Twelve Venezuelan doctors have volunteered their services on board a United States Navy hospital ship. The USNS Comfort will visit three South American countries on the frontline of receiving Venezuelan migrants.
Venezuelans are flooding across the borders into neighbouring countries in a bid to escape the crisis-wracked country. Even though the doctors all live in the US, they volunteered as a means to help fellow Venezuelans who have fled food and medical shortages as an economic collapse pushes millions into poverty.
"This is like a Band-Aid" that will provide only temporary relief, said Dr Marco Bologna, a cardiologist who now lives in Florida. "But it is the right thing to do and it helps us to do something for our country."

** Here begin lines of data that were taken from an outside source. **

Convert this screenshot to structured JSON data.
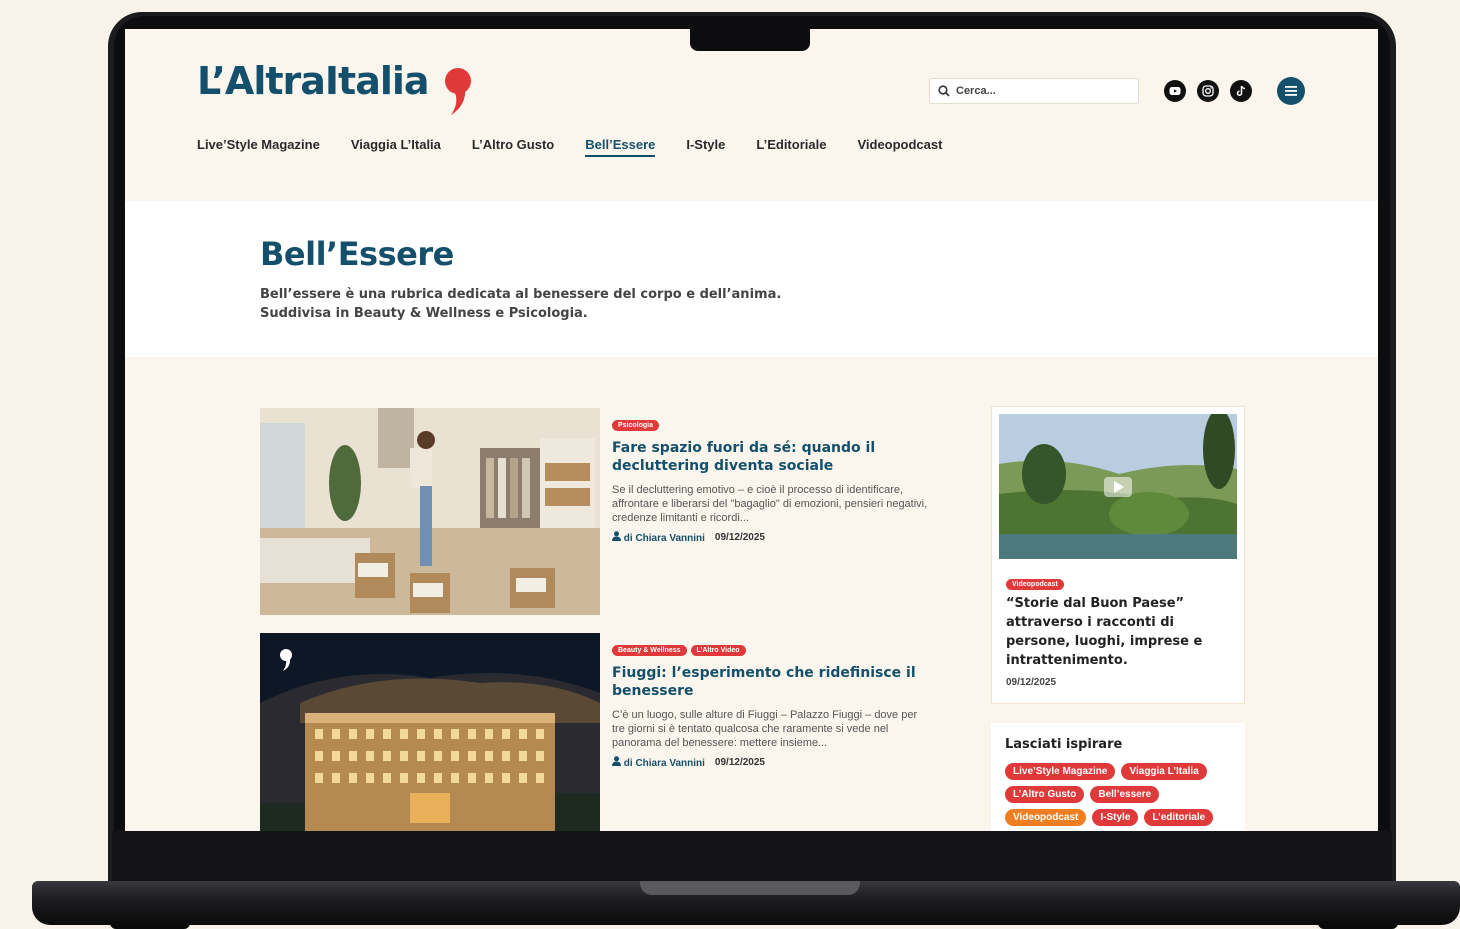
{
  "brand": {
    "logo_text": "L’AltraItalia",
    "accent_color": "#14506b",
    "tag_color": "#e0393a",
    "highlight_color": "#f07d1f"
  },
  "search": {
    "placeholder": "Cerca..."
  },
  "social_icons": [
    "youtube-icon",
    "instagram-icon",
    "tiktok-icon"
  ],
  "nav": {
    "items": [
      {
        "label": "Live’Style Magazine"
      },
      {
        "label": "Viaggia L’Italia"
      },
      {
        "label": "L’Altro Gusto"
      },
      {
        "label": "Bell’Essere",
        "active": true
      },
      {
        "label": "I-Style"
      },
      {
        "label": "L’Editoriale"
      },
      {
        "label": "Videopodcast"
      }
    ]
  },
  "hero": {
    "title": "Bell’Essere",
    "desc_line1": "Bell’essere è una rubrica dedicata al benessere del corpo e dell’anima.",
    "desc_line2": "Suddivisa in Beauty & Wellness e Psicologia."
  },
  "articles": [
    {
      "tags": [
        "Psicologia"
      ],
      "title": "Fare spazio fuori da sé: quando il decluttering diventa sociale",
      "excerpt": "Se il decluttering emotivo – e cioè il processo di identificare, affrontare e liberarsi del \"bagaglio\" di emozioni, pensieri negativi, credenze limitanti e ricordi...",
      "author": "di Chiara Vannini",
      "date": "09/12/2025"
    },
    {
      "tags": [
        "Beauty & Wellness",
        "L’Altro Video"
      ],
      "title": "Fiuggi: l’esperimento che ridefinisce il benessere",
      "excerpt": "C’è un luogo, sulle alture di Fiuggi – Palazzo Fiuggi – dove per tre giorni si è tentato qualcosa che raramente si vede nel panorama del benessere: mettere insieme...",
      "author": "di Chiara Vannini",
      "date": "09/12/2025"
    }
  ],
  "sidebar": {
    "video": {
      "tag": "Videopodcast",
      "title": "“Storie dal Buon Paese” attraverso i racconti di persone, luoghi, imprese e intrattenimento.",
      "date": "09/12/2025"
    },
    "inspire": {
      "title": "Lasciati ispirare",
      "chips": [
        {
          "label": "Live’Style Magazine"
        },
        {
          "label": "Viaggia L’Italia"
        },
        {
          "label": "L’Altro Gusto"
        },
        {
          "label": "Bell’essere"
        },
        {
          "label": "Videopodcast",
          "highlight": true
        },
        {
          "label": "I-Style"
        },
        {
          "label": "L’editoriale"
        }
      ]
    }
  }
}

Despite being a hospital ship, the Venezuelan government has declared the Comfort a threat. The ship and its crew will therefore be unable to dock at any Venezuelan port during its 11-week tour of Latin America.
The ship sailed from Norfolk, Virginia, on October 11th and will spend several days at two Colombian ports. One of the ports is only an hour’s drive from the Venezuelan border. The ship will then head to Ecuador and Peru, two other countries currently hosting hundreds of thousands of struggling Venezuelans. The final port of call will be Honduras.
The crew’s itinerary has been designed with several local needs in mind, including the need for urgent medical care facing Venezuelan migrants. Local civil society groups in the country published a report earlier this month which suggests some 20,000 doctors have left Venezuela since 2012.
"Each of the countries that we will visit was closely consulted. We have worked closely with them to ensure that we are providing the right care, at the right time, and at the right locations," said Coast Guard Rear Admiral Steven Poullin, who is the director of operations at the US Southern Command.
"Obviously one of the factors that we considered was the Venezuelan crisis and the opportunity to treat Venezuelan migrants," he added.
The United Nations estimates that about 1,9-million Venezuelans have fled the country since 2015. Many have little or no money for the transportation required to reach the border. Some have opted to walk, resulting in perilous journeys that last up to several weeks.
The Venezuelan American Medical Association said it had been working with the Southern Command for several months to prepare the mission. More than 1,000 civilian doctors applied to serve on the ship, but there was space for only a dozen.
According to AP, the Comfort is equipped to handle up to 750 patients a day during its South American journey. Doctors will be able to perform up to 20 surgeries a day.